> _EXERCISE PROMPT_: Gather up every line from the entries below that uses the word "White".

> _Source records_:
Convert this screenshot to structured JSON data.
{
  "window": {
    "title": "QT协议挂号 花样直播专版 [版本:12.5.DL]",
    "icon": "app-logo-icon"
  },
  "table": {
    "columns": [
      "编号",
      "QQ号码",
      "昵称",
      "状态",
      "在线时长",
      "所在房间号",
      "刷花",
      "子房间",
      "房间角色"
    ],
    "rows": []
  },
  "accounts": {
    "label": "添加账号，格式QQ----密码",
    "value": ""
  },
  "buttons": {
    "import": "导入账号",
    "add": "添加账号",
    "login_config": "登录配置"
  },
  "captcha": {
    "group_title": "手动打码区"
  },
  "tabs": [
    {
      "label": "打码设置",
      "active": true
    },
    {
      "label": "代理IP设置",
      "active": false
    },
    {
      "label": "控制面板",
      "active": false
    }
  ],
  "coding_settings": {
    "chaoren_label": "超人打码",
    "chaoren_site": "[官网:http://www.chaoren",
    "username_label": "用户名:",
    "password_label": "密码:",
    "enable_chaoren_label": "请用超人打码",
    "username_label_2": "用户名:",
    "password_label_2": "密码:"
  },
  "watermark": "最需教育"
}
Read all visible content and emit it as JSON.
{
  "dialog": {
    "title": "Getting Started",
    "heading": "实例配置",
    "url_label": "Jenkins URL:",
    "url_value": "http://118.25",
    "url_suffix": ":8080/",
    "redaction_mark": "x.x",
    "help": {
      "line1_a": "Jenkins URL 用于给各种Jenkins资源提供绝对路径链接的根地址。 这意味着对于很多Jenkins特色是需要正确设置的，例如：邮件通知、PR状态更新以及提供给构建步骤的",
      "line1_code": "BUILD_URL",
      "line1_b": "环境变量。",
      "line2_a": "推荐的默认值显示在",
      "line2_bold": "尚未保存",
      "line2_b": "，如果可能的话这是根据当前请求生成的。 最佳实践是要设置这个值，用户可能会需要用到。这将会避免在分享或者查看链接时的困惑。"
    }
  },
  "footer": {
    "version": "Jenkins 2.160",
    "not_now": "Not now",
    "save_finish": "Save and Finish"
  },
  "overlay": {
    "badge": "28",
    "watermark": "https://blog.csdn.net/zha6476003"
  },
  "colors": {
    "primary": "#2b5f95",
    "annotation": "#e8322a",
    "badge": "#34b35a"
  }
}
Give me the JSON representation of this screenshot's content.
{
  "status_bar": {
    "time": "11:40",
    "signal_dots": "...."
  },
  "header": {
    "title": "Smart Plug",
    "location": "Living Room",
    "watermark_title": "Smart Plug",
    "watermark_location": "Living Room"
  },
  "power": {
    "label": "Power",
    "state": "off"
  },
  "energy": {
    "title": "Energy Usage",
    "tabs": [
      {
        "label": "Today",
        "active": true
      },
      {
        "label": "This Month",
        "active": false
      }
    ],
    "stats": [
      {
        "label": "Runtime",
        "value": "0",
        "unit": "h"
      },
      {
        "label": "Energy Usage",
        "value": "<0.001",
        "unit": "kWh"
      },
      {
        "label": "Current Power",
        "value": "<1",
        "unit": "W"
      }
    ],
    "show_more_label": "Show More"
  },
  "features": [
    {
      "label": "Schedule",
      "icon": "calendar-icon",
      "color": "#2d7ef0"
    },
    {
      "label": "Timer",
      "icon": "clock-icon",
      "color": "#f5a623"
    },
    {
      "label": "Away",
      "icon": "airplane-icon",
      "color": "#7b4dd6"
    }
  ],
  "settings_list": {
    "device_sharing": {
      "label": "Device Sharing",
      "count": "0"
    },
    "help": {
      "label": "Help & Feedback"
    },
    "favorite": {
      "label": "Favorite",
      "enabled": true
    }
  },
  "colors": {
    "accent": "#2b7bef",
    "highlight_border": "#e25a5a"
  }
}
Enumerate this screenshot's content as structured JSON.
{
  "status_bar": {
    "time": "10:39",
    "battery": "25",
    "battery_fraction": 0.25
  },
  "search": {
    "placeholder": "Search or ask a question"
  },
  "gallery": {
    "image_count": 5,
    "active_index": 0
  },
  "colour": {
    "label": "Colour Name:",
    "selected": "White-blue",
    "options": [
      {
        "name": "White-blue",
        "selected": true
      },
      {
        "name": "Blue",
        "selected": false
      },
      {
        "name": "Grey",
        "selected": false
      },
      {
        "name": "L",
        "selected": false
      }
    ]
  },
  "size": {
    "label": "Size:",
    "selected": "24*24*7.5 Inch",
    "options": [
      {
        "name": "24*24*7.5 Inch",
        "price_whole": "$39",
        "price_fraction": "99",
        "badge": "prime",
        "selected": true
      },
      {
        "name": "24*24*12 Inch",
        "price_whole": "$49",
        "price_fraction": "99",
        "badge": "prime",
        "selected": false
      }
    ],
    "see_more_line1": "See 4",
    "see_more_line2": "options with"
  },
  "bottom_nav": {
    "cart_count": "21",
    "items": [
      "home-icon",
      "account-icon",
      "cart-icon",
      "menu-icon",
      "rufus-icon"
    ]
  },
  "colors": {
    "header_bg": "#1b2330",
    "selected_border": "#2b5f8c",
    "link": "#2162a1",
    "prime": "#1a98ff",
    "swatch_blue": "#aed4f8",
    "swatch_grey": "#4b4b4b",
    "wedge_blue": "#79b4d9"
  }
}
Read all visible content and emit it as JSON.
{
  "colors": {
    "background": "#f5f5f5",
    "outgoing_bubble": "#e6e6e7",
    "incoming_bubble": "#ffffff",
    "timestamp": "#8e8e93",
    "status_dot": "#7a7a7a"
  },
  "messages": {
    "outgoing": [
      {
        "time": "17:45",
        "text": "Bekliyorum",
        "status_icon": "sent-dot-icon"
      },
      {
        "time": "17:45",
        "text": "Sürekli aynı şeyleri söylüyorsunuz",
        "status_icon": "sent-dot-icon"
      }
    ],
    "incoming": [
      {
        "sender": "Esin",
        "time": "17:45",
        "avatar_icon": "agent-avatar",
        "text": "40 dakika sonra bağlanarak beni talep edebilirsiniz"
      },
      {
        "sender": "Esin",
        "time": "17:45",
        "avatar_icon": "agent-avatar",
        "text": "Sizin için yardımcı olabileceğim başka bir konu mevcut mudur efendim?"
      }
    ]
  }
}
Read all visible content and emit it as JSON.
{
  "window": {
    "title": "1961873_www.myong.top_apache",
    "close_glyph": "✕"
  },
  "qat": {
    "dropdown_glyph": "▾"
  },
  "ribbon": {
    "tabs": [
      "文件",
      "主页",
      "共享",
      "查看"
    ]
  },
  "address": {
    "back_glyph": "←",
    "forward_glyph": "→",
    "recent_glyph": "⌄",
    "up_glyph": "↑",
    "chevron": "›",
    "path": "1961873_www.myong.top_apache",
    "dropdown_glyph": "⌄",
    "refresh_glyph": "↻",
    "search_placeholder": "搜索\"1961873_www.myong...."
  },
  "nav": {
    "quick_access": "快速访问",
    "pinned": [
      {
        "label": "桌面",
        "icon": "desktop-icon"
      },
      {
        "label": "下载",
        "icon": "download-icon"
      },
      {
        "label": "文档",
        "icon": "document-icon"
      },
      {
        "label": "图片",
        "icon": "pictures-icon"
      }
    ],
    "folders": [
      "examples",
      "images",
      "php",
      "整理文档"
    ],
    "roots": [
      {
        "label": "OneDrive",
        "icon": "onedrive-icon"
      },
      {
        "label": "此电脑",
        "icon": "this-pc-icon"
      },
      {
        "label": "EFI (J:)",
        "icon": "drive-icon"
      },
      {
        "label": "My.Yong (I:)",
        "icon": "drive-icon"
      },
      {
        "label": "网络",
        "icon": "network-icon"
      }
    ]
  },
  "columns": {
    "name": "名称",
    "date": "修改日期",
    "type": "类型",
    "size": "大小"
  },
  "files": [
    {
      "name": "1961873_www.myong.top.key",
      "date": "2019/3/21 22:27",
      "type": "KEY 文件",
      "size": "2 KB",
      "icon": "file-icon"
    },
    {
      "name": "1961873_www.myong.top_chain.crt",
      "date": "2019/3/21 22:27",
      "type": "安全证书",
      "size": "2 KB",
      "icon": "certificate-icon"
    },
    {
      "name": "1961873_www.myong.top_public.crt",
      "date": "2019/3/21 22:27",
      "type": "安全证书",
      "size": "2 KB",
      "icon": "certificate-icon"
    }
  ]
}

> _RESULT OF THIS TASK_:
    "selected": "White-blue",
        "name": "White-blue",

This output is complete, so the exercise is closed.